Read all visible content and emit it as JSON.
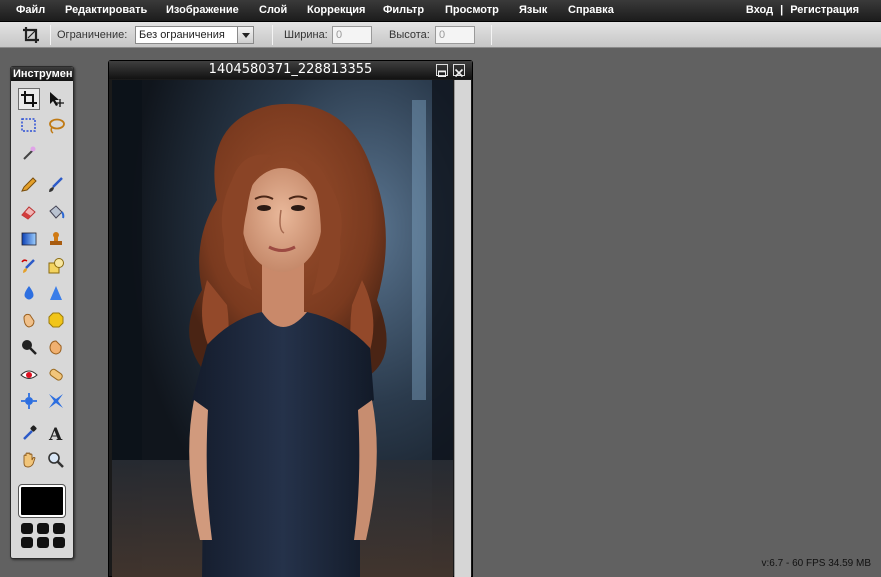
{
  "menu": {
    "items": [
      "Файл",
      "Редактировать",
      "Изображение",
      "Слой",
      "Коррекция",
      "Фильтр",
      "Просмотр",
      "Язык",
      "Справка"
    ],
    "login": "Вход",
    "separator": "|",
    "register": "Регистрация"
  },
  "options": {
    "constraint_label": "Ограничение:",
    "constraint_value": "Без ограничения",
    "width_label": "Ширина:",
    "width_value": "0",
    "height_label": "Высота:",
    "height_value": "0"
  },
  "toolbox": {
    "title": "Инструмен",
    "tools": [
      "crop-tool",
      "move-tool",
      "marquee-tool",
      "lasso-tool",
      "magic-wand-tool",
      "pencil-tool",
      "brush-tool",
      "eraser-tool",
      "paint-bucket-tool",
      "gradient-tool",
      "clone-stamp-tool",
      "color-replace-tool",
      "draw-shapes-tool",
      "blur-tool",
      "sharpen-tool",
      "smudge-tool",
      "sponge-tool",
      "dodge-tool",
      "burn-tool",
      "red-eye-tool",
      "spot-heal-tool",
      "bloat-tool",
      "pinch-tool",
      "color-picker-tool",
      "type-tool",
      "hand-tool",
      "zoom-tool"
    ],
    "primary_color": "#000000"
  },
  "document": {
    "title": "1404580371_228813355"
  },
  "status": {
    "version": "v:6.7 - 60 FPS 34.59 MB"
  },
  "colors": {
    "workspace": "#616161",
    "menubar": "#1c1c1c",
    "toolbar": "#d0d0d0"
  }
}
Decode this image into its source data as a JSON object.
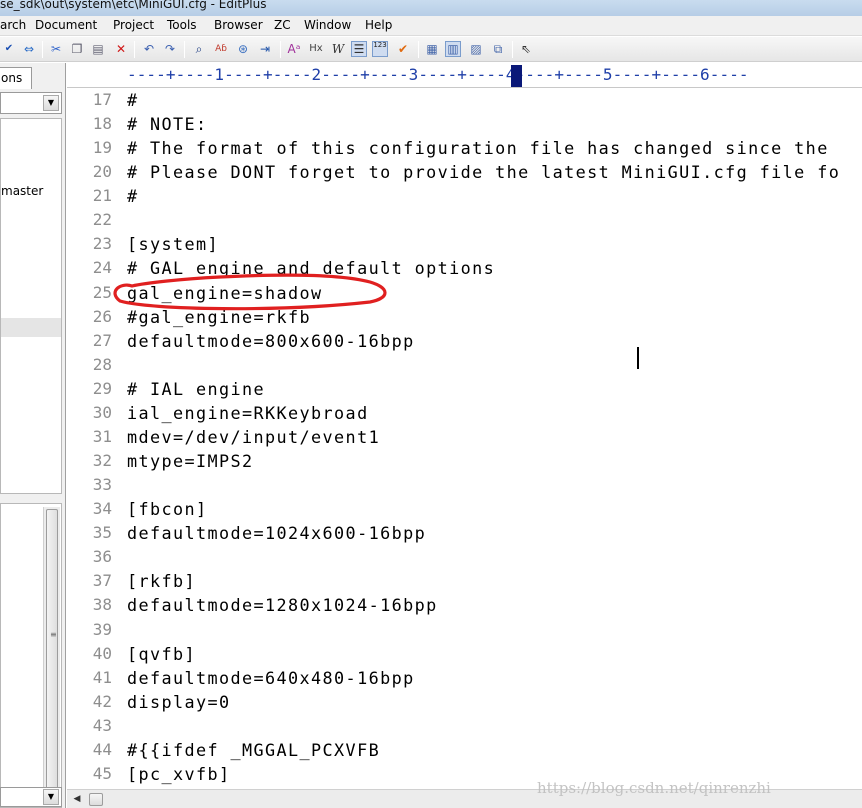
{
  "window": {
    "title": "se_sdk\\out\\system\\etc\\MiniGUI.cfg - EditPlus"
  },
  "menu": [
    {
      "label": "arch"
    },
    {
      "label": "Document"
    },
    {
      "label": "Project"
    },
    {
      "label": "Tools"
    },
    {
      "label": "Browser"
    },
    {
      "label": "ZC"
    },
    {
      "label": "Window"
    },
    {
      "label": "Help"
    }
  ],
  "toolbar": {
    "icons": [
      "spellcheck-icon",
      "cut-icon",
      "copy-icon",
      "paste-icon",
      "delete-icon",
      "undo-icon",
      "redo-icon",
      "find-icon",
      "replace-icon",
      "goto-icon",
      "font-icon",
      "hex-icon",
      "word-wrap-icon",
      "ruler-icon",
      "line-number-icon",
      "check-icon",
      "browser-icon",
      "split-icon",
      "preview-icon",
      "view-icon",
      "help-cursor-icon"
    ],
    "line_number_label": "123"
  },
  "left_pane": {
    "tab_label": "tions",
    "list_item": "master"
  },
  "ruler": {
    "text": "----+----1----+----2----+----3----+----4----+----5----+----6----"
  },
  "editor": {
    "colors": {
      "line_number": "#8e8e8e",
      "ruler": "#1f3fa8",
      "annotation": "#e02020"
    },
    "lines": [
      {
        "num": "17",
        "text": "#"
      },
      {
        "num": "18",
        "text": "# NOTE:"
      },
      {
        "num": "19",
        "text": "# The format of this configuration file has changed since the"
      },
      {
        "num": "20",
        "text": "# Please DONT forget to provide the latest MiniGUI.cfg file fo"
      },
      {
        "num": "21",
        "text": "#"
      },
      {
        "num": "22",
        "text": ""
      },
      {
        "num": "23",
        "text": "[system]"
      },
      {
        "num": "24",
        "text": "# GAL engine and default options"
      },
      {
        "num": "25",
        "text": "gal_engine=shadow"
      },
      {
        "num": "26",
        "text": "#gal_engine=rkfb"
      },
      {
        "num": "27",
        "text": "defaultmode=800x600-16bpp"
      },
      {
        "num": "28",
        "text": ""
      },
      {
        "num": "29",
        "text": "# IAL engine"
      },
      {
        "num": "30",
        "text": "ial_engine=RKKeybroad"
      },
      {
        "num": "31",
        "text": "mdev=/dev/input/event1"
      },
      {
        "num": "32",
        "text": "mtype=IMPS2"
      },
      {
        "num": "33",
        "text": ""
      },
      {
        "num": "34",
        "text": "[fbcon]"
      },
      {
        "num": "35",
        "text": "defaultmode=1024x600-16bpp"
      },
      {
        "num": "36",
        "text": ""
      },
      {
        "num": "37",
        "text": "[rkfb]"
      },
      {
        "num": "38",
        "text": "defaultmode=1280x1024-16bpp"
      },
      {
        "num": "39",
        "text": ""
      },
      {
        "num": "40",
        "text": "[qvfb]"
      },
      {
        "num": "41",
        "text": "defaultmode=640x480-16bpp"
      },
      {
        "num": "42",
        "text": "display=0"
      },
      {
        "num": "43",
        "text": ""
      },
      {
        "num": "44",
        "text": "#{{ifdef _MGGAL_PCXVFB"
      },
      {
        "num": "45",
        "text": "[pc_xvfb]"
      }
    ]
  },
  "watermark": "https://blog.csdn.net/qinrenzhi"
}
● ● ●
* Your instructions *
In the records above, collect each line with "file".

* Expected output *
        "text": "# The format of this configuration file has changed since the"
        "text": "# Please DONT forget to provide the latest MiniGUI.cfg file fo"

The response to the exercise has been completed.